Janet Walker, who lost her Pietà residence last year as a result of construction works, has urged the authorities to seriously clamp down on construction illegalities in the wake of the latest collapse of a residential building.
“I ask the powers that be what they did to safeguard the rights of people” Walker wrote. “We don’t want spectators but strong laws. We don’t want small fines but large fines so people will be careful. Small as I may be, I joined two law students in proposing new laws, but what did you do? Who will console these people?”
A residence in Triq Joseph Abela Scolaro, Santa Venera collapsed this afternoon, with police confirming this was a result of works at a nearby construction site which is being developed by a consortium of which Mallia is a member. A search is ongoing through the rubble for a resident, who has been identified as Miriam Pace.
Last year, the collapse of Walker’s apartment, as well as two other apartments in Gwardamanġa and Mellieħa, stunned the nation and jolted the government into action, with Infrastructure Minister Ian Borg pushing forward a legal notice to regulate the construction industry.
Site technical officers must now be licensed architects or engineers, method statements and condition reports drafted by architects must be more detailed than they used to and fines for developers who breach the law have been increased substantially.

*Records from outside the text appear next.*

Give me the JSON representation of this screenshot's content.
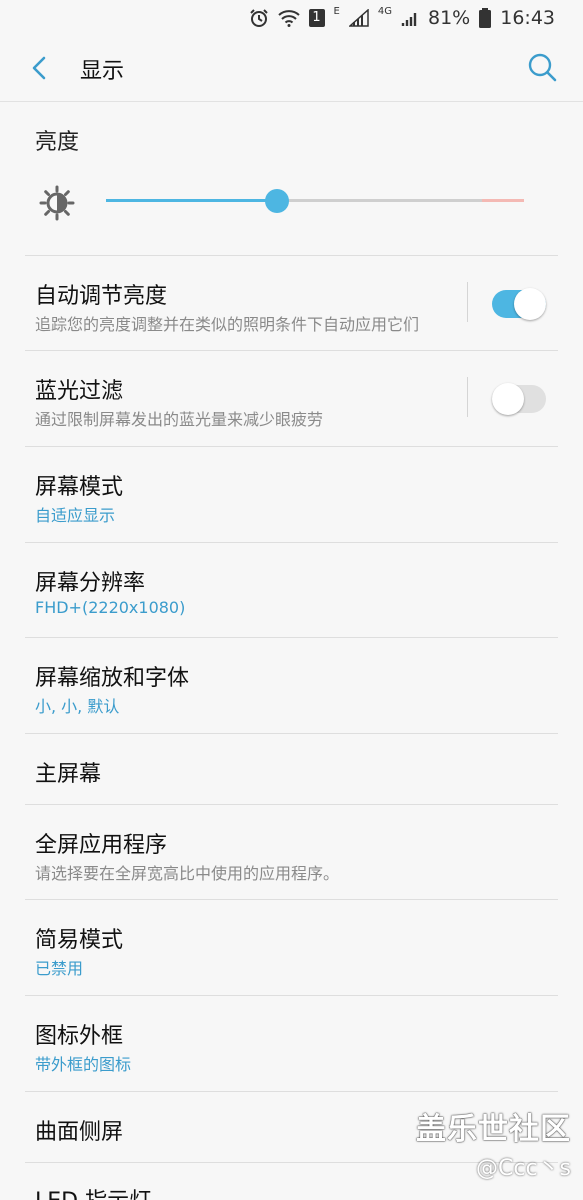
{
  "status_bar": {
    "battery": "81%",
    "time": "16:43",
    "sim_badge": "1",
    "net_e": "E",
    "net_4g": "4G"
  },
  "header": {
    "title": "显示"
  },
  "brightness": {
    "title": "亮度",
    "level": 0.41
  },
  "rows": [
    {
      "title": "自动调节亮度",
      "subtitle": "追踪您的亮度调整并在类似的照明条件下自动应用它们",
      "toggle_on": true
    },
    {
      "title": "蓝光过滤",
      "subtitle": "通过限制屏幕发出的蓝光量来减少眼疲劳",
      "toggle_on": false
    },
    {
      "title": "屏幕模式",
      "subtitle": "自适应显示"
    },
    {
      "title": "屏幕分辨率",
      "subtitle": "FHD+(2220x1080)"
    },
    {
      "title": "屏幕缩放和字体",
      "subtitle": "小, 小, 默认"
    },
    {
      "title": "主屏幕"
    },
    {
      "title": "全屏应用程序",
      "subtitle": "请选择要在全屏宽高比中使用的应用程序。"
    },
    {
      "title": "简易模式",
      "subtitle": "已禁用"
    },
    {
      "title": "图标外框",
      "subtitle": "带外框的图标"
    },
    {
      "title": "曲面侧屏"
    },
    {
      "title": "LED 指示灯"
    }
  ],
  "watermark": {
    "site": "盖乐世社区",
    "user": "@Ccc丶s"
  },
  "colors": {
    "accent": "#4db6e2",
    "link": "#3b9ccc",
    "toggle_off": "#e0e0e0"
  }
}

This is the first collapse of a residence since the new laws came into force and focus will now turn on the government to see what action it will take.